This tiny, perpetually packed Taiwanese beef noodle joint serves – you’ve guessed it – delicious beef noodles. The broth is rich, slightly spicy, and aromatic with a subtle but evident star anise flavor; the beef, with lots of tendon, is slow braised for hours until it falls apart in your mouth; and the noodles is chewy and cooked al dente. Click here for detailed review.
Table No. 1 is chic in the unusual way of broken tiles, exposed bricks, and rough edges, charming especially during the evening with elusive candle lights adorning the tables. This contemporary European restaurant is ran by Jason Atherton, one of Gordon Ramsay’s protégés, and offers some very interesting dishes with intriguing texture and flavor combination. Click here, here, and here for detailed reviews.
Café Dan is small cafe in Tianzifang filled with an abundance of sunlight and the alluring aroma of freshly brewed coffee. This cozy little place serves luxurious iced latte, desserts, and down-to-earth Japanese comfort foods that warm you up from the inside. Simply the best in Tianzifang, and might just be the best in Shanghai. Click here and here for detailed reviews.
a Côté, literally “next door”, is a small pizzeria by Franck Pecol from the neighboring Franck Bistro and Le Petit Franck. The short menu, scrawled in French on a piece of wooden plaque, consists of 10 Marseille-style pizzas and nothing else (though a green salad is available upon request). There’s no novelty here. It’s simple, and it’s good. Click here for detailed review.
This Japanese-run Italian restaurant (Gubei branch) serves one of my favorite lunch sets in Shanghai, and is my natural go-to place when I don’t have a particular restaurant in mind.
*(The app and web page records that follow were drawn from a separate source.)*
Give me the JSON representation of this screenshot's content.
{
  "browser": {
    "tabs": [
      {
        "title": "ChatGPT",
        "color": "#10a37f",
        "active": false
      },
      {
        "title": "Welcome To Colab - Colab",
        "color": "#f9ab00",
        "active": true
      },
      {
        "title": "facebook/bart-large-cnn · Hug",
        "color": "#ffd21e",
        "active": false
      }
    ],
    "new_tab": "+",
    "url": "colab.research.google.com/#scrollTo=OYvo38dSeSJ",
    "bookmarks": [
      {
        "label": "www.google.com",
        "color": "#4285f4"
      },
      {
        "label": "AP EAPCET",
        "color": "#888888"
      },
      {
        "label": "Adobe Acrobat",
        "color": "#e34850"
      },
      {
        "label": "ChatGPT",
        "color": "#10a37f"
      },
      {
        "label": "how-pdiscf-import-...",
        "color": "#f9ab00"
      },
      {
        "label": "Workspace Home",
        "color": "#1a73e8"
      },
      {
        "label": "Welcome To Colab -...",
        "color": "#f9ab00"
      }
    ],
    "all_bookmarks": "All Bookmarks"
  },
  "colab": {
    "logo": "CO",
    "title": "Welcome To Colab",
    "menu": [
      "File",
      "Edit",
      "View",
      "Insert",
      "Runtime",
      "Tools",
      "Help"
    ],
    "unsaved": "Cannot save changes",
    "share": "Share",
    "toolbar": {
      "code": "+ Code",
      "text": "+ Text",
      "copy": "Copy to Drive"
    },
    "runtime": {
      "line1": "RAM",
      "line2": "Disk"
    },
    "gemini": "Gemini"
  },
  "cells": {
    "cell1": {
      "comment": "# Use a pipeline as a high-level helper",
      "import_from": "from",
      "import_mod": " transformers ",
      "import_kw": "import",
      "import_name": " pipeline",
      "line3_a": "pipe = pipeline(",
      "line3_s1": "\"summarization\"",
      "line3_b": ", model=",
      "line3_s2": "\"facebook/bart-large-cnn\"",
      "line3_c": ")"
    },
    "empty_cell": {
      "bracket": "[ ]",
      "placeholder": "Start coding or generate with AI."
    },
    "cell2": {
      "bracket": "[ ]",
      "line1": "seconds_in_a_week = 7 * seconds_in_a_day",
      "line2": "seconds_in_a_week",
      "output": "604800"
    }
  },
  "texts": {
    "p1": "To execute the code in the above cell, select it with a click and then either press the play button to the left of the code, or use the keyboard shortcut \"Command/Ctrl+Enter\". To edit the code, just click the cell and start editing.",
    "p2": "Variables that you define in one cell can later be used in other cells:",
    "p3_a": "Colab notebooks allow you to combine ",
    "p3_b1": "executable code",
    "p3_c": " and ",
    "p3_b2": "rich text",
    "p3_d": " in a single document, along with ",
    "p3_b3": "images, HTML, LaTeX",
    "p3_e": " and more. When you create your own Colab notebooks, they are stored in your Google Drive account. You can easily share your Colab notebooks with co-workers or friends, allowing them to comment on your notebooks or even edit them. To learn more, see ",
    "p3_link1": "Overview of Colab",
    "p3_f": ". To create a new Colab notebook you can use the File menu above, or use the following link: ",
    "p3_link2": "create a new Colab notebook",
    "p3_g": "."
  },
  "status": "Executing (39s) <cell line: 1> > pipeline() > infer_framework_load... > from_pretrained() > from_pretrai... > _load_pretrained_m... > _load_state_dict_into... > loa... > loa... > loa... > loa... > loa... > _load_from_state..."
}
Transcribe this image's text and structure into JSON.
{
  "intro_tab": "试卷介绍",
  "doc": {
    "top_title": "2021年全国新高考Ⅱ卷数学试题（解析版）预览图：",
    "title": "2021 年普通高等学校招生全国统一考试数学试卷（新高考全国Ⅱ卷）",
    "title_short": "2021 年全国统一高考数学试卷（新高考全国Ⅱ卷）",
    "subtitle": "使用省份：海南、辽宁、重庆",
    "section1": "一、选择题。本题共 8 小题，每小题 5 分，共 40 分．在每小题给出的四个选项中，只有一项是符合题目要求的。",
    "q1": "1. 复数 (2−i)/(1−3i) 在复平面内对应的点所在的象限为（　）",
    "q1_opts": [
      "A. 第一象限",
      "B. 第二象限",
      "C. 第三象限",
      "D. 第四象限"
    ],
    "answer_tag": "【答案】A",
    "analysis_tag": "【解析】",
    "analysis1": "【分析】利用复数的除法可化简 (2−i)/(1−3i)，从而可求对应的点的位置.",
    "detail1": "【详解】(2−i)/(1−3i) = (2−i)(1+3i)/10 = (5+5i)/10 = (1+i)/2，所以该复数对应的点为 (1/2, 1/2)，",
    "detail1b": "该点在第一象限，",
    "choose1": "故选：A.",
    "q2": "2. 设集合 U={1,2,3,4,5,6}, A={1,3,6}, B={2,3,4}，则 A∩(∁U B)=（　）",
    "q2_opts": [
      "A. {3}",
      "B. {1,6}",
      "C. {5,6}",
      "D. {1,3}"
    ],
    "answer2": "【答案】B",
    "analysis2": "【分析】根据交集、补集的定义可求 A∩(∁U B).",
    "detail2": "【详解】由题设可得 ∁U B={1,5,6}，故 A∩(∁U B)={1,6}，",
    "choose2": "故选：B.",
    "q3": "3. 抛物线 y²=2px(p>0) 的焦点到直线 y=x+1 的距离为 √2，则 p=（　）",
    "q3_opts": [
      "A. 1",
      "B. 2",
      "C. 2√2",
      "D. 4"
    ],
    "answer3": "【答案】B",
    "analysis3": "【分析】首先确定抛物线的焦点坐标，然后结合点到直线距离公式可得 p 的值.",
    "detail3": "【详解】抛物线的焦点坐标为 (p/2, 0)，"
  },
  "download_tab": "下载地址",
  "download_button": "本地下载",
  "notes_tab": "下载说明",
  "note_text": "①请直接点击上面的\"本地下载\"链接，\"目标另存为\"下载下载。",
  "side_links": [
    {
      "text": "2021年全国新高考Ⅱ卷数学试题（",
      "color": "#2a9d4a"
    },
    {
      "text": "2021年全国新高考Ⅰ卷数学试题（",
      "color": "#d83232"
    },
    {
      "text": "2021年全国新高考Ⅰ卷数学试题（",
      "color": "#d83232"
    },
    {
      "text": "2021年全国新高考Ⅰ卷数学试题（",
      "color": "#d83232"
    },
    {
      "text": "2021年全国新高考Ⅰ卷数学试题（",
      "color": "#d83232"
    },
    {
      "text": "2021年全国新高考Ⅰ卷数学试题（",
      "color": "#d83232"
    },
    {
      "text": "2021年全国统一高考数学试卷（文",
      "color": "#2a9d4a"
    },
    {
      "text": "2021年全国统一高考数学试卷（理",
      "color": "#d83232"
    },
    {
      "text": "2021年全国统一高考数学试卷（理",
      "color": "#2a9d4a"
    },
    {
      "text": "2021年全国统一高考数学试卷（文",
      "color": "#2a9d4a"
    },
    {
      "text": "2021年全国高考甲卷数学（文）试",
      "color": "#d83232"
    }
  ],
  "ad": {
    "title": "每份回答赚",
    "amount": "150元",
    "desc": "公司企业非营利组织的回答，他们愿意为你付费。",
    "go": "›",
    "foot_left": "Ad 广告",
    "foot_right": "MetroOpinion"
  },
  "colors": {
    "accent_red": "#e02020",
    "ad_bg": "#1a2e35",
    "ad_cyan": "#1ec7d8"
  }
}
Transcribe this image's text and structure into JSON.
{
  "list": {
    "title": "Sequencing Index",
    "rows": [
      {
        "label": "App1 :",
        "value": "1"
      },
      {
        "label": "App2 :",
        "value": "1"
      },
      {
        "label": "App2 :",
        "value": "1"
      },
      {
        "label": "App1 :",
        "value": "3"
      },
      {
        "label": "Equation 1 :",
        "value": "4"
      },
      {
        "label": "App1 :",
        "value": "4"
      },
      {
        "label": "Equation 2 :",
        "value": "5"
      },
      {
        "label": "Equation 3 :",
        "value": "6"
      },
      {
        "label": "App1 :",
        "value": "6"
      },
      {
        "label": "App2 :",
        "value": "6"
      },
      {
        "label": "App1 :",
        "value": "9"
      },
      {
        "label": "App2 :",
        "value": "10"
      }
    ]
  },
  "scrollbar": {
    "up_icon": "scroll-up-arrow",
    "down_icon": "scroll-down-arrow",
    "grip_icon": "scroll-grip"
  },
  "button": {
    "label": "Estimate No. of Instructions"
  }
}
My favorites: spaghetti with crab in tomato cream sauce and quattro fromage pizza – order them and you will not be disappointed.
Click here for detailed review.
Gelato! Need I say more? Le Creme Milano is a delightful gelateria serving classic favorites like stracciatella and tiramisu as well as seasonal flavors of mango, lychee, and durian. My favorite at the moment is pistachio, but let’s see how long this one lasts. There are 12 different flavors that rotate weekly, and all are fresh, light, and (relatively) guilt-free. Click here and here for detailed reviews.
Song Fang Maison de Thé is an enchanting tea salon located in a converted French Concession lane house. Winding wooden staircase, vintage tin cans, wicker chairs, floral red prints. Bright, airy, with light jazz floating in the background. A truly stylish retreat. Try the Polynesie, a fruity blend of green tea with mango, banana, and pineapple. Click here for detailed review.
Click HERE to see Sugared & Spiced’s favorite meals of 2011!
To be continued…